TASK OBJECTIVE:
Give the number of lines in the records below that include "name". Reply with that number alone.

-- SOURCE INFORMATION follows --

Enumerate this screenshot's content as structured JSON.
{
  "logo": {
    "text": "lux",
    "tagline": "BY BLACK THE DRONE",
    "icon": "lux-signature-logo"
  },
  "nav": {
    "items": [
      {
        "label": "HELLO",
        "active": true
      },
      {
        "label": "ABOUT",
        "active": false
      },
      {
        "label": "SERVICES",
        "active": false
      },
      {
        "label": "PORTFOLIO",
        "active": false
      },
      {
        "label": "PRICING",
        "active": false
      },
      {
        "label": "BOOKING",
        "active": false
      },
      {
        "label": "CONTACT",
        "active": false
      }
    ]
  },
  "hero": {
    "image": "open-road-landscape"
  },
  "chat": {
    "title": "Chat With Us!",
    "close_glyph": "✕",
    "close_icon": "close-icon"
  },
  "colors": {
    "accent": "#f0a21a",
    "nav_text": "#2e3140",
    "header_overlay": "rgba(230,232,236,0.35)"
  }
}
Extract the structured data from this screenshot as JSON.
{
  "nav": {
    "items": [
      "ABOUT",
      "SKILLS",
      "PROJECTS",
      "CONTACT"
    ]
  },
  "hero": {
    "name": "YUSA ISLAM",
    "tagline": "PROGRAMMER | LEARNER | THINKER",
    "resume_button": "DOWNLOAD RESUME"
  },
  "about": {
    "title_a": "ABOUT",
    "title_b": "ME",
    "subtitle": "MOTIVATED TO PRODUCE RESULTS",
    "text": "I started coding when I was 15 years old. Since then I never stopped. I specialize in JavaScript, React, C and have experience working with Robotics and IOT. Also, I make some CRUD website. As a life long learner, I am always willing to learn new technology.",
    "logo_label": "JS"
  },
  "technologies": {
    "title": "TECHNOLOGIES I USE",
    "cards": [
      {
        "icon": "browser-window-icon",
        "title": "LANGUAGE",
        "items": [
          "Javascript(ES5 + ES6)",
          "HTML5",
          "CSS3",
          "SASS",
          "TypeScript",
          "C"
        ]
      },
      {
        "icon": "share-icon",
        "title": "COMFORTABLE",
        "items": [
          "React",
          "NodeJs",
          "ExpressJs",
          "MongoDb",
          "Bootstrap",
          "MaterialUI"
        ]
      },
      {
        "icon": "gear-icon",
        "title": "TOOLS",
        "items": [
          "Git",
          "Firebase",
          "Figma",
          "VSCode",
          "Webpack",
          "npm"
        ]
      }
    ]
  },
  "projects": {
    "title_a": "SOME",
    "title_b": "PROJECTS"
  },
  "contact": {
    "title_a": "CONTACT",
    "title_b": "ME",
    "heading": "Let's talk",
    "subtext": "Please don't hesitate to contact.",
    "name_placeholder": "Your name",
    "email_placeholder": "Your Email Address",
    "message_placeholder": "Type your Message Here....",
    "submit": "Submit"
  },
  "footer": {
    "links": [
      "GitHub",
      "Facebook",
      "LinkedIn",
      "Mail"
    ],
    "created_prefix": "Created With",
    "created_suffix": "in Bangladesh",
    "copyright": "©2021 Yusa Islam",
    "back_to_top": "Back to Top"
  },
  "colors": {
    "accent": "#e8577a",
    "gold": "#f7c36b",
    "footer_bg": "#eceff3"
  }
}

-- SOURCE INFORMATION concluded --
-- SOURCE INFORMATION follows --

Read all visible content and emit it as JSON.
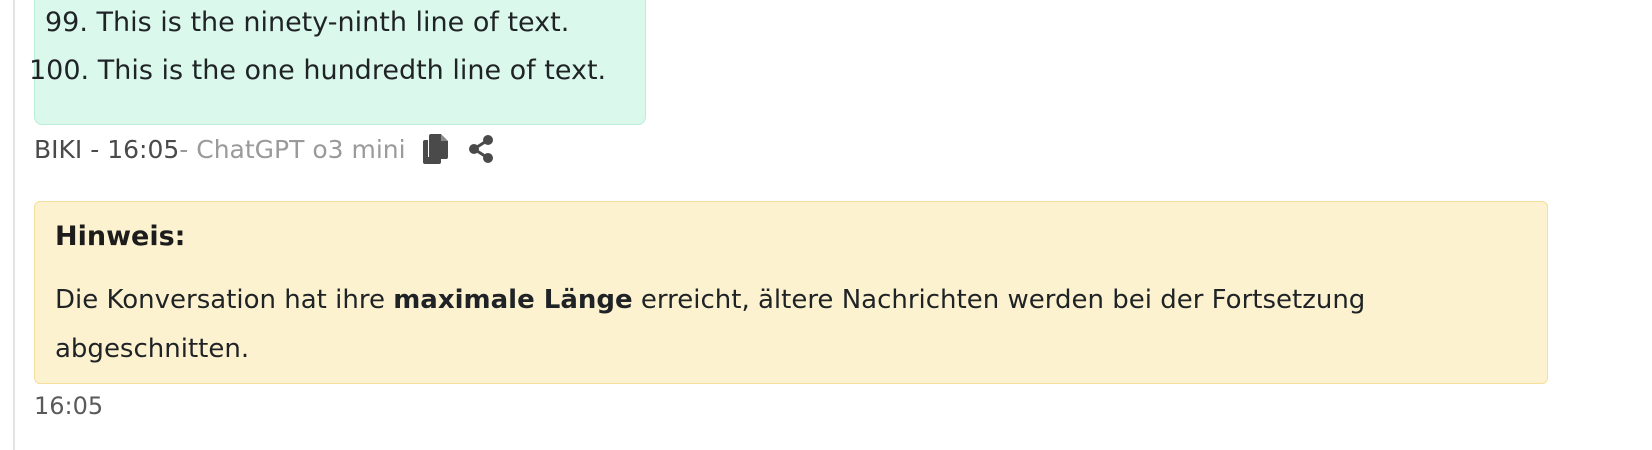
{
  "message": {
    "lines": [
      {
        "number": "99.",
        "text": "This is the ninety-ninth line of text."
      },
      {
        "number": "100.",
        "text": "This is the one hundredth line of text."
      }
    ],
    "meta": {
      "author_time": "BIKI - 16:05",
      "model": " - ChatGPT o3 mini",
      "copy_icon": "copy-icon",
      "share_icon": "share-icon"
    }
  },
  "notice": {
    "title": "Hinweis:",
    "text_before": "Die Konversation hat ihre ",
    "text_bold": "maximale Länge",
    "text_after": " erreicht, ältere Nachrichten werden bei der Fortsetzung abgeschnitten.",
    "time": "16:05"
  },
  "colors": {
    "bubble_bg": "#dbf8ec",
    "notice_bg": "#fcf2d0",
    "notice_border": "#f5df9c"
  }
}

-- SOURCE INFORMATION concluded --

TASK RESPONSE:
2